In recent years wine club culture has been booming in a big way. More than just wine delivery, membership will get you access to perks like special release wines, invites to exclusive events, and other deals.
Case in point: last week, we were invited to a cellar tasting event at Creekside Estate Winery in Niagara. This was an opportunity to taste and buy not only their 2016 wines (before they are released), but also library wines dating back to 2002. The event was open to the public, but Creekside members (“Creek Freeks” – yes, really) got to enter an hour early. This was a definite advantage because some vintages had literally just a few bottles left – and they went fast!
Creekside has been open to the public since 1997 and got its start producing Sauvignon Blanc, which is still one of their specialties, along with Syrah. Those two aren’t typical favourites in Niagara, where varietals like Pinot Noir, Cabernet Sauvignon, Chardonnay, and Riesling tend to be more popular.
Here’s what we got to try, along with a mixed bag of tasting notes because there was just so much and we were too excited!!
Syrah. The star of the show. Our vertical tasting included the “Broken Press” from 2004 (the first vintage they bottled), 2006, 2008, 2010, 2012, and 2016 and the “Unbroken Press” from 2012 and 2016.
Creekside’s “Broken Press” Syrah is fermented with leftover skins from their Viognier production, which imparts a delicate floral quality to the wine. The result is still a bold wine that can be meaty, chewy, and peppery, but the Viognier lightens it up a bit and allows the wine to express itself differently. This is very much a nod to the French style, made famous in the Côte-Rôtie region of the Northern Rhône, of adding a small amount (up to 20%) of Viognier when producing Syrah.
The “Unbroken Press”, on the other hand, is 100% Syrah.
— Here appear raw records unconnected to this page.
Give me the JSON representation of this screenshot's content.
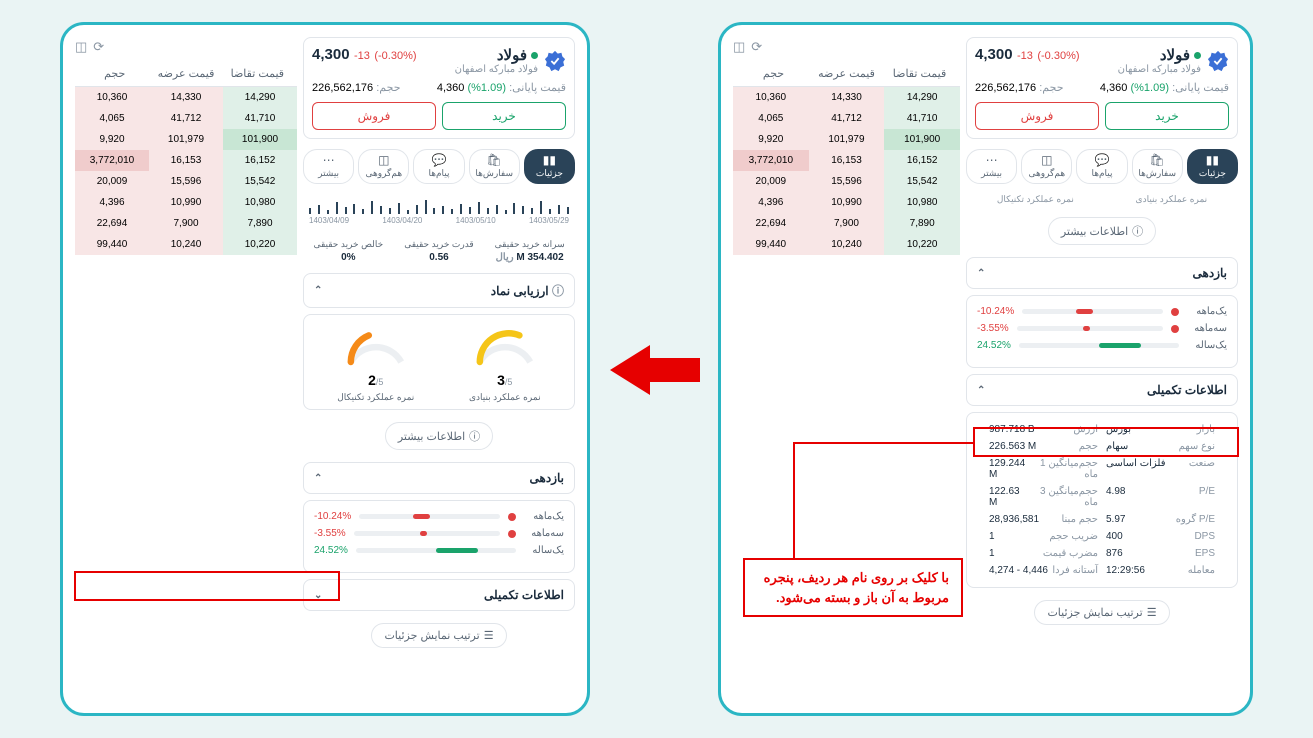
{
  "symbol": {
    "name": "فولاد",
    "subtitle": "فولاد مبارکه اصفهان",
    "last_price": "4,300",
    "change": "-13",
    "change_pct": "(-0.30%)",
    "closing_label": "قیمت پایانی:",
    "closing_value": "4,360",
    "closing_pct": "(1.09%)",
    "volume_label": "حجم:",
    "volume": "226,562,176"
  },
  "buttons": {
    "buy": "خرید",
    "sell": "فروش"
  },
  "tabs": {
    "details": "جزئیات",
    "orders": "سفارش‌ها",
    "messages": "پیام‌ها",
    "cogroup": "هم‌گروهی",
    "more": "بیشتر"
  },
  "orderbook": {
    "headers": {
      "demand": "قیمت تقاضا",
      "supply": "قیمت عرضه",
      "vol": "حجم"
    },
    "rows": [
      {
        "d": "14,290",
        "s": "14,330",
        "v": "10,360"
      },
      {
        "d": "41,710",
        "s": "41,712",
        "v": "4,065"
      },
      {
        "d": "101,900",
        "s": "101,979",
        "v": "9,920"
      },
      {
        "d": "16,152",
        "s": "16,153",
        "v": "3,772,010"
      },
      {
        "d": "15,542",
        "s": "15,596",
        "v": "20,009"
      },
      {
        "d": "10,980",
        "s": "10,990",
        "v": "4,396"
      },
      {
        "d": "7,890",
        "s": "7,900",
        "v": "22,694"
      },
      {
        "d": "10,220",
        "s": "10,240",
        "v": "99,440"
      }
    ]
  },
  "scores": {
    "fundamental_label": "نمره عملکرد بنیادی",
    "technical_label": "نمره عملکرد تکنیکال",
    "f_score": "3",
    "t_score": "2",
    "suffix": "/5",
    "eval_title": "ارزیابی نماد",
    "more_info": "اطلاعات بیشتر"
  },
  "spark": {
    "dates": [
      "1403/04/09",
      "1403/04/20",
      "1403/05/10",
      "1403/05/29"
    ]
  },
  "metrics": {
    "m1_l": "سرانه خرید حقیقی",
    "m1_v": "354.402 M",
    "m1_u": "ریال",
    "m2_l": "قدرت خرید حقیقی",
    "m2_v": "0.56",
    "m3_l": "خالص خرید حقیقی",
    "m3_v": "0%"
  },
  "returns": {
    "title": "بازدهی",
    "m1_l": "یک‌ماهه",
    "m1_v": "-10.24%",
    "m3_l": "سه‌ماهه",
    "m3_v": "-3.55%",
    "y1_l": "یک‌ساله",
    "y1_v": "24.52%"
  },
  "info": {
    "title": "اطلاعات تکمیلی",
    "rows": [
      {
        "k1": "بازار",
        "v1": "بورس",
        "k2": "ارزش",
        "v2": "987.718 B"
      },
      {
        "k1": "نوع سهم",
        "v1": "سهام",
        "k2": "حجم",
        "v2": "226.563 M"
      },
      {
        "k1": "صنعت",
        "v1": "فلزات اساسی",
        "k2": "حجم‌میانگین 1 ماه",
        "v2": "129.244 M"
      },
      {
        "k1": "P/E",
        "v1": "4.98",
        "k2": "حجم‌میانگین 3 ماه",
        "v2": "122.63 M"
      },
      {
        "k1": "P/E گروه",
        "v1": "5.97",
        "k2": "حجم مبنا",
        "v2": "28,936,581"
      },
      {
        "k1": "DPS",
        "v1": "400",
        "k2": "ضریب حجم",
        "v2": "1"
      },
      {
        "k1": "EPS",
        "v1": "876",
        "k2": "مضرب قیمت",
        "v2": "1"
      },
      {
        "k1": "معامله",
        "v1": "12:29:56",
        "k2": "آستانه فردا",
        "v2": "4,274 - 4,446"
      }
    ]
  },
  "footer": {
    "order_label": "ترتیب نمایش جزئیات"
  },
  "callout": {
    "l1": "با کلیک بر روی نام هر ردیف، پنجره",
    "l2": "مربوط به آن باز و بسته می‌شود."
  }
}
Full-bodied, dark, and rich, this wine is a traditional expression with intense fruit flavours of black cherry, blackberry, and plum balanced with pepper and tobacco.
Our favourite was the 2008 Broken Press. It immediately stood out from the older vintages with softer tannins and big mouthfeel. It managed to come across both as a delicate flower and that perfectly cooked steak from your favourite steakhouse, in one complete package. It kicked ass!! We were lucky enough to have Rob, the winemaker, taking us through this vertical tasting and he explained that part of the reason this wine is so good is that the vines had finally matured enough to be producing better calibre wine. It was also a great year and he’s a fantastic winemaker, so, there’s that.
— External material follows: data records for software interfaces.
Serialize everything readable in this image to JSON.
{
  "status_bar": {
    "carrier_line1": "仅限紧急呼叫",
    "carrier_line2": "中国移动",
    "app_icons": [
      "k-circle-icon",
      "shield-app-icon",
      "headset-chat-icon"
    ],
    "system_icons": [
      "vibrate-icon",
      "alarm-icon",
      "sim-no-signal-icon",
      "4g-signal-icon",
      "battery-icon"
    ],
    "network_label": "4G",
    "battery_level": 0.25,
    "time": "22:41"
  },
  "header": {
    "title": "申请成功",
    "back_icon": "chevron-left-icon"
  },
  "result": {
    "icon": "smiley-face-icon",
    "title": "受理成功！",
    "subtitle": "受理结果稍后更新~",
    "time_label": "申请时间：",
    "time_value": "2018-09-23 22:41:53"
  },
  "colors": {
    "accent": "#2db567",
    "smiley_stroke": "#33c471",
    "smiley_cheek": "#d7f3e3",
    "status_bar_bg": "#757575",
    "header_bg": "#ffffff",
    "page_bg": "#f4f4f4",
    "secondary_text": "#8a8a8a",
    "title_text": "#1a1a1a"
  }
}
Cabernet Sauvignon. We tasted the 2004, 2005, 2006, 2010, 2011, 2012, and 2016 vintages of Creekside’s Cab. This was a wild ride!! Like the Syrah, the 2004 Cab was the first vintage Creekside bottled and sold. Cabs tend to age well, and the older vintages were drinking very fine. Lots of dried fruit, old leather, and bell pepper with smooth tannins. By 2010 the vines had started to mature, giving more complex vegetal notes, along with hints of cigar smoke, blue cheese, and bold red fruit.
We could really notice the difference between the hotter years, which produced more punchy cherry and red berry flavours, and cooler years where vegetal/herbal flavours made their presence known.
Merlot et al. We also tried a mix of other wines, including Merlots from 2005, 2008, and 2010; a 2008 Pinot Noir; and a 2011 Malbec/Syrah blend. We are big Malbec fans so with our newfound appreciation for Syrah, the blend was a refreshing surprise with bright fruit, a hint of zippy acidity, and some floral notes.
Bottom Line. Tasting back vintages of Ontario wines like this is a rare experience and was such a treat. Many wineries just haven’t been around very long; others may have sold out of all their back vintages or don’t have the cellar space (Creekside has one of the oldest and largest cellars in Niagara); or maybe the winemaking staff just keep them all for themselves! Kidding about that last one…mostly 😉